Posts Categorised: Value

Pep talk

Author: Pragma / Categories:
  • Fashion
  • Value
  • Pep&Co became the new kid on the block in the UK high street discount market in July 2015. The business sells a range of clothing and homewares, and on opening had ambitious plans – outlining the potential for the brand to be the ‘George of the high street’ and having an aggressive store opening strategy

    Go your own way

    Author: Pragma / Categories:
  • Value
  • Discounters appear to have enjoyed a bumper Christmas this year with record footfall boosting overall performance: B&M saw sales rise 7.2%, while Aldi enjoyed revenue growth of 15%.
    In some ways, this could be the calm before the storm for the sector, with dark clouds rapidly approaching. While the looming impact of Brexit and threat

    Tiger burning bright

    Author: Pragma / Categories:
  • Home
  • Value
  • Flying Tiger Copenhagen, which until its recent name change was called ‘Tiger’, is one of the top 10 fastest growing retailers in the UK and their success begs the question: is the face of value retailing changing? And if so, what’s driving this change?
    We believe their success lies in having a modern, IKEA-esque environment, which encourages browsing and

    Billion dollar baby

    Author: Pragma / Categories:
  • Value
  • As Poundland is now offering a selection of products priced up to £30, what are the implications for discounters in the UK?
    We believe a lot can be learned from how US dollar store retailers have recently adapted their offer.
    Dollar store retailers began in the US in the early 1900s, soon after the emergence

    Battle loyal

    Author: Pragma / Categories:
  • Value
  • Loyalty is a bond that can be strengthened, weakened or broken. It is forward-looking and asks ‘will you keep coming back to us?’.
    In the consumer world, loyalty grew as a phenomenon whereby repeat business was bought at a price, with regular customers reaping rewards through a wallet full of loyalty cards. The problem was

    This year’s Black Friday was the UK’s biggest yet, with consumers spending £1.1bn on the day, up 35% on 2014 according to Experian. However, despite this boost, the BRC’s latest figures show that November’s retail sales grew at their weakest pace since 2011, with most of the Black Friday halo felt online.
    As the trend

    That’s how much was generated in the first 90 minutes of China’s newly famed Singles’ Day. By way of comparison, the four day period of Black Friday through Cyber Monday in the US last year generated $6.6 billion in total.
    Pioneered by Alibaba, “double eleven” was first established in 2009 to provide retail therapy to

    Last year, Black Friday made its entrance on to the UK stage. The burning question now on industry analysts’ lips is whether UK retailers should ignore or embrace this latest US phenomenon. With 10% of people looking to do the bulk of their Christmas shopping on Black Friday this year (November 27) – a figure

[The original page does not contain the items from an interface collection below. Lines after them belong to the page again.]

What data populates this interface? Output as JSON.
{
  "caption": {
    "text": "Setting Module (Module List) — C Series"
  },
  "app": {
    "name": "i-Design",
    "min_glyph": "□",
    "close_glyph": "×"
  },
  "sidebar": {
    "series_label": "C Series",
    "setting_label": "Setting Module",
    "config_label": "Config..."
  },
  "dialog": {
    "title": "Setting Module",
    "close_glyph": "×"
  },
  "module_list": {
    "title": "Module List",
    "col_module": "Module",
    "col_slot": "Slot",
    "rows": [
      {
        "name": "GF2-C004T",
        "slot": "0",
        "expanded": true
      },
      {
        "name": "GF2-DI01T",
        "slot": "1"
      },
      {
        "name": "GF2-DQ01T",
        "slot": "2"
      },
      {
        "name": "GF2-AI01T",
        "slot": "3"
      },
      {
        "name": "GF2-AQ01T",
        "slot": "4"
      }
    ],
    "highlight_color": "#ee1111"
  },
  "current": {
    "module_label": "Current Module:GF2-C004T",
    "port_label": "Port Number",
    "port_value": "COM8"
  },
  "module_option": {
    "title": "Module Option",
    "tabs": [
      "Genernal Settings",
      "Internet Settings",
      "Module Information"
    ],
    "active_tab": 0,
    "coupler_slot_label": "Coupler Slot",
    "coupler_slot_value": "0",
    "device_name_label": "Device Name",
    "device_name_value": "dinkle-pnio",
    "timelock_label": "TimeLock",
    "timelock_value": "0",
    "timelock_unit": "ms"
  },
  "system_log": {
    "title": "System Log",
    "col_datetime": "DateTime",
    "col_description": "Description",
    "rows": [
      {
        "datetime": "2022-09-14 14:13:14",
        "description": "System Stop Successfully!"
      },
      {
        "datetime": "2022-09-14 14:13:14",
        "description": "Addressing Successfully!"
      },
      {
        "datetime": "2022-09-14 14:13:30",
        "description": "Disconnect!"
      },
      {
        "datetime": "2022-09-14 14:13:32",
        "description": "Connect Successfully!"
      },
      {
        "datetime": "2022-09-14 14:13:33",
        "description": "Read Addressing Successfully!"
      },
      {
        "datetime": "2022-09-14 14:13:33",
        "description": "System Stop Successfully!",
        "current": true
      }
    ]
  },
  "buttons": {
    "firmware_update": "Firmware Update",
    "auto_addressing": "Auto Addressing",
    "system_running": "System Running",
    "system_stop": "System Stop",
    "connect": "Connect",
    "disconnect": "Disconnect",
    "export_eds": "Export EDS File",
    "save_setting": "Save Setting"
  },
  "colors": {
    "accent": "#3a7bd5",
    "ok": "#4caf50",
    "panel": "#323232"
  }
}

    Christmas is now all about the `feel-good factor’. It begins with a rallying cry from the market’s largest players: Coca Cola, M&S, Boots and of course John Lewis, providing emotionally-laden Christmas adverts, and is followed by a series of events leading up to the big day: Christmas markets, Winter Wonderlands, Christmas Jumper Day, the

    Chinese takeaway

    Author: Pragma / Categories:
  • Value
  • For those who think the global market is a one-size fits all situation, they’ll quickly be proven wrong in China. A successfully executed entrance into China requires a deep understanding of Chinese consumer behaviour and a highly localised strategy. When a cookie-cutter model from the west is implemented, failure is often imminent.
    Western brands unsuccessful